LaborLabor Day is a good time to look at how Native American people fare in the U.S. labor market. As Americans ponder the current economy and their own job market, the particularly difficult employment situation for Native Americans is not on their radar. Economic studies and headlines report dips and gains in unemployment yet neglect to report the continuing job and income disparities on the reservations. Here are the facts:

In July 2013, the national unemployment rate was 7.7% (not seasonally adjusted). Joblessness in 41 areas of the U.S. reached 10%.

In 1932 of the Great Depression, unemployment soared past 20% — the worst America has seen. But not really…

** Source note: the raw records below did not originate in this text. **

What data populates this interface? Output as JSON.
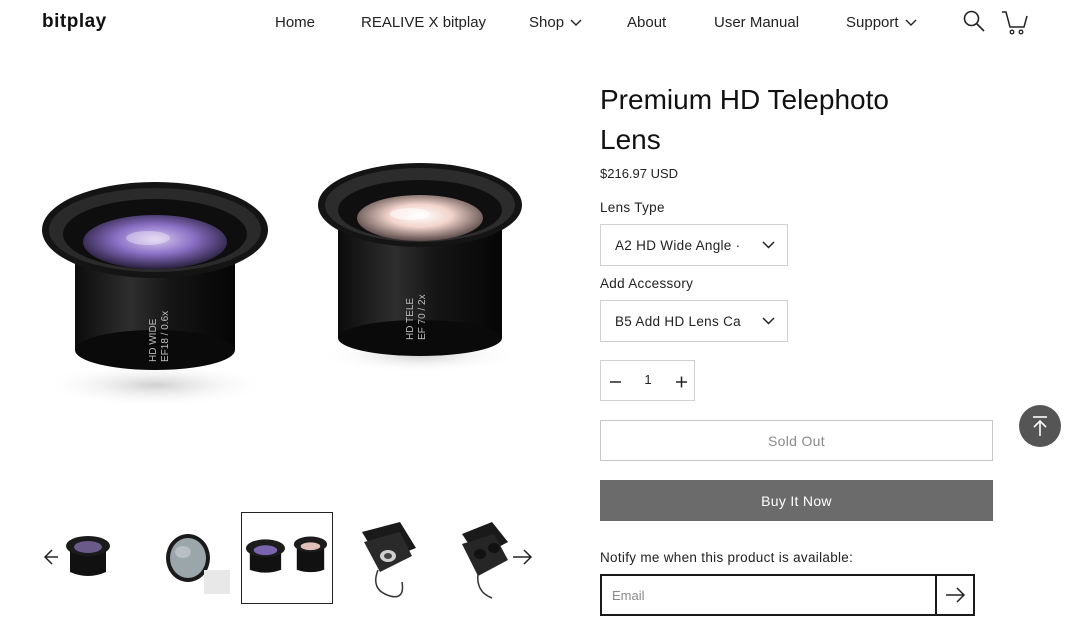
{
  "header": {
    "logo": "bitplay",
    "nav": [
      {
        "label": "Home"
      },
      {
        "label": "REALIVE X bitplay"
      },
      {
        "label": "Shop"
      },
      {
        "label": "About"
      },
      {
        "label": "User Manual"
      },
      {
        "label": "Support"
      }
    ],
    "icons": [
      "search-icon",
      "cart-icon"
    ]
  },
  "gallery": {
    "thumbnail_count": 5,
    "active_thumbnail": 3,
    "main_image_lens_labels": [
      {
        "line1": "HD WIDE",
        "line2": "EF18 / 0.6x"
      },
      {
        "line1": "HD TELE",
        "line2": "EF 70 / 2x"
      }
    ]
  },
  "product": {
    "title": "Premium HD Telephoto Lens",
    "price": "$216.97 USD",
    "lens_type_label": "Lens Type",
    "lens_type_value": "A2 HD Wide Angle ·",
    "accessory_label": "Add Accessory",
    "accessory_value": "B5 Add HD Lens Ca",
    "quantity": "1",
    "sold_out_label": "Sold Out",
    "buy_now_label": "Buy It Now",
    "notify_label": "Notify me when this product is available:",
    "email_placeholder": "Email"
  },
  "colors": {
    "buy_button": "#6b6b6b",
    "back_to_top": "#555555",
    "lens_wide_glass": "#8a6fc4",
    "lens_tele_glass": "#e8b8b0"
  }
}
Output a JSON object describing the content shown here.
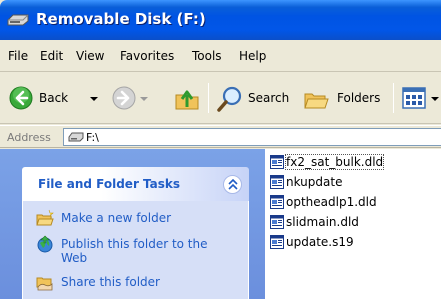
{
  "window": {
    "title": "Removable Disk (F:)",
    "icon": "removable-drive-icon"
  },
  "menubar": {
    "items": [
      "File",
      "Edit",
      "View",
      "Favorites",
      "Tools",
      "Help"
    ]
  },
  "toolbar": {
    "back_label": "Back",
    "search_label": "Search",
    "folders_label": "Folders",
    "icons": [
      "back-arrow-icon",
      "forward-arrow-icon",
      "up-folder-icon",
      "search-icon",
      "folders-icon",
      "views-icon"
    ]
  },
  "address": {
    "label": "Address",
    "value": "F:\\"
  },
  "task_pane": {
    "header": "File and Folder Tasks",
    "links": [
      {
        "label": "Make a new folder",
        "icon": "new-folder-icon"
      },
      {
        "label": "Publish this folder to the Web",
        "icon": "publish-web-icon"
      },
      {
        "label": "Share this folder",
        "icon": "share-folder-icon"
      }
    ]
  },
  "files": [
    {
      "name": "fx2_sat_bulk.dld",
      "icon": "file-icon",
      "selected": true
    },
    {
      "name": "nkupdate",
      "icon": "file-icon",
      "selected": false
    },
    {
      "name": "optheadlp1.dld",
      "icon": "file-icon",
      "selected": false
    },
    {
      "name": "slidmain.dld",
      "icon": "file-icon",
      "selected": false
    },
    {
      "name": "update.s19",
      "icon": "file-icon",
      "selected": false
    }
  ],
  "colors": {
    "titlebar": "#0054e3",
    "task_pane_bg": "#6b8fdd",
    "task_link": "#215dc6",
    "task_body": "#d6dff7"
  }
}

Crippling unemployment has existed in the U.S. for centuries – an every day fact of life since the start of the reservation system. The first Indian reservation on record comes from the Virginia colony in 1658, when the Virginia General Assembly voted on a land reserve for the Pamunkey and Mattaponi  tribes – part of the Powhatan Confederacy and Pocahontas legend.

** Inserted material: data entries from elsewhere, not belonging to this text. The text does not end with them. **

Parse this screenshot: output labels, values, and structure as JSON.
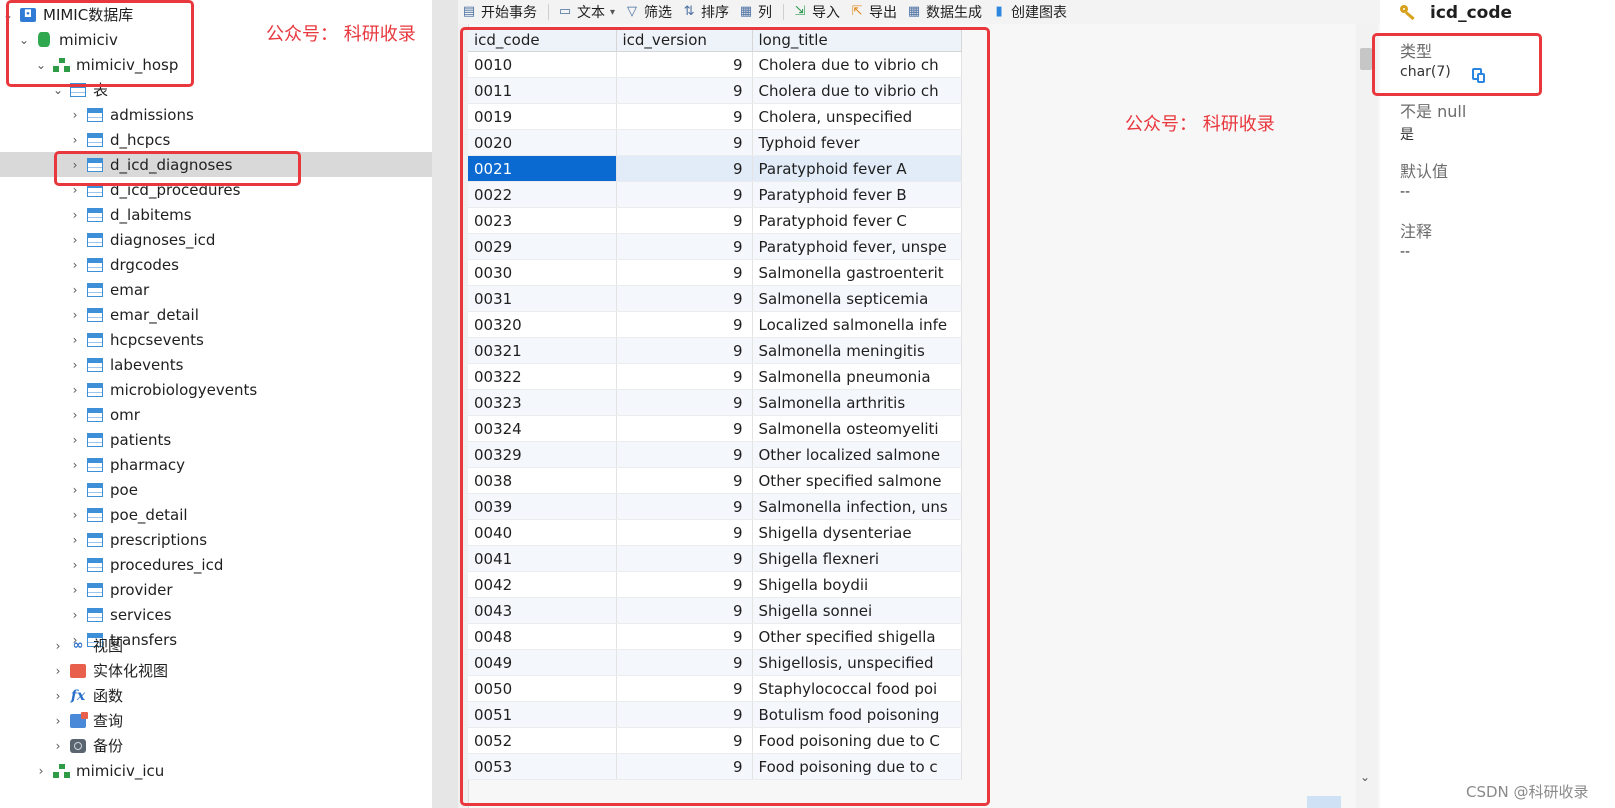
{
  "sidebar": {
    "connection": "MIMIC数据库",
    "database": "mimiciv",
    "schema": "mimiciv_hosp",
    "tables_group": "表",
    "tables": [
      "admissions",
      "d_hcpcs",
      "d_icd_diagnoses",
      "d_icd_procedures",
      "d_labitems",
      "diagnoses_icd",
      "drgcodes",
      "emar",
      "emar_detail",
      "hcpcsevents",
      "labevents",
      "microbiologyevents",
      "omr",
      "patients",
      "pharmacy",
      "poe",
      "poe_detail",
      "prescriptions",
      "procedures_icd",
      "provider",
      "services",
      "transfers"
    ],
    "selected_table": "d_icd_diagnoses",
    "other_groups": [
      "视图",
      "实体化视图",
      "函数",
      "查询",
      "备份"
    ],
    "other_schema": "mimiciv_icu"
  },
  "toolbar": {
    "begin_tx": "开始事务",
    "text": "文本",
    "filter": "筛选",
    "sort": "排序",
    "columns": "列",
    "import": "导入",
    "export": "导出",
    "data_gen": "数据生成",
    "create_chart": "创建图表"
  },
  "grid": {
    "columns": [
      "icd_code",
      "icd_version",
      "long_title"
    ],
    "rows": [
      [
        "0010",
        "9",
        "Cholera due to vibrio ch"
      ],
      [
        "0011",
        "9",
        "Cholera due to vibrio ch"
      ],
      [
        "0019",
        "9",
        "Cholera, unspecified"
      ],
      [
        "0020",
        "9",
        "Typhoid fever"
      ],
      [
        "0021",
        "9",
        "Paratyphoid fever A"
      ],
      [
        "0022",
        "9",
        "Paratyphoid fever B"
      ],
      [
        "0023",
        "9",
        "Paratyphoid fever C"
      ],
      [
        "0029",
        "9",
        "Paratyphoid fever, unspe"
      ],
      [
        "0030",
        "9",
        "Salmonella gastroenterit"
      ],
      [
        "0031",
        "9",
        "Salmonella septicemia"
      ],
      [
        "00320",
        "9",
        "Localized salmonella infe"
      ],
      [
        "00321",
        "9",
        "Salmonella meningitis"
      ],
      [
        "00322",
        "9",
        "Salmonella pneumonia"
      ],
      [
        "00323",
        "9",
        "Salmonella arthritis"
      ],
      [
        "00324",
        "9",
        "Salmonella osteomyeliti"
      ],
      [
        "00329",
        "9",
        "Other localized salmone"
      ],
      [
        "0038",
        "9",
        "Other specified salmone"
      ],
      [
        "0039",
        "9",
        "Salmonella infection, uns"
      ],
      [
        "0040",
        "9",
        "Shigella dysenteriae"
      ],
      [
        "0041",
        "9",
        "Shigella flexneri"
      ],
      [
        "0042",
        "9",
        "Shigella boydii"
      ],
      [
        "0043",
        "9",
        "Shigella sonnei"
      ],
      [
        "0048",
        "9",
        "Other specified shigella"
      ],
      [
        "0049",
        "9",
        "Shigellosis, unspecified"
      ],
      [
        "0050",
        "9",
        "Staphylococcal food poi"
      ],
      [
        "0051",
        "9",
        "Botulism food poisoning"
      ],
      [
        "0052",
        "9",
        "Food poisoning due to C"
      ],
      [
        "0053",
        "9",
        "Food poisoning due to c"
      ]
    ],
    "selected_row": 4
  },
  "info": {
    "field_name": "icd_code",
    "type_label": "类型",
    "type_value": "char(7)",
    "not_null_label": "不是 null",
    "not_null_value": "是",
    "default_label": "默认值",
    "default_value": "--",
    "comment_label": "注释",
    "comment_value": "--"
  },
  "annotations": {
    "note_left": "公众号： 科研收录",
    "note_center": "公众号： 科研收录",
    "watermark": "CSDN @科研收录",
    "color": "#e8373d"
  }
}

Today, unemployment for Native Americans living on reservations that NRC serves is 20% to 85%.

Unemployment ChartNative Americans with jobs have also fared poorly in terms of earnings potential.

According to the U.S. Census, up until at least 2007, U.S. businesses were 99% less likely to be owned and operated by Native people (page 13). Among the few Native-owned businesses, 78% earned less than $50,000 per year and 84% had fewer than 10 employees (pages 14-15).

Only 28% of American Indian and Alaska Natives are employed in management, professional and related occupations, according to the 2010 Census.

On the reservations NRC serves, many people work full-time yet still fall below poverty level. What is wrong with this picture?Labor strike

I hope that employers in the United States can look at this and be open-minded about giving Native Americans and people from all cultures a chance to serve, to earn and to contribute to a rich diversity in the workplace. Everyone deserves a chance, and sometimes all it takes to change a life is a job.

Leave a Comment

Your email address will not be published. Required fields are marked *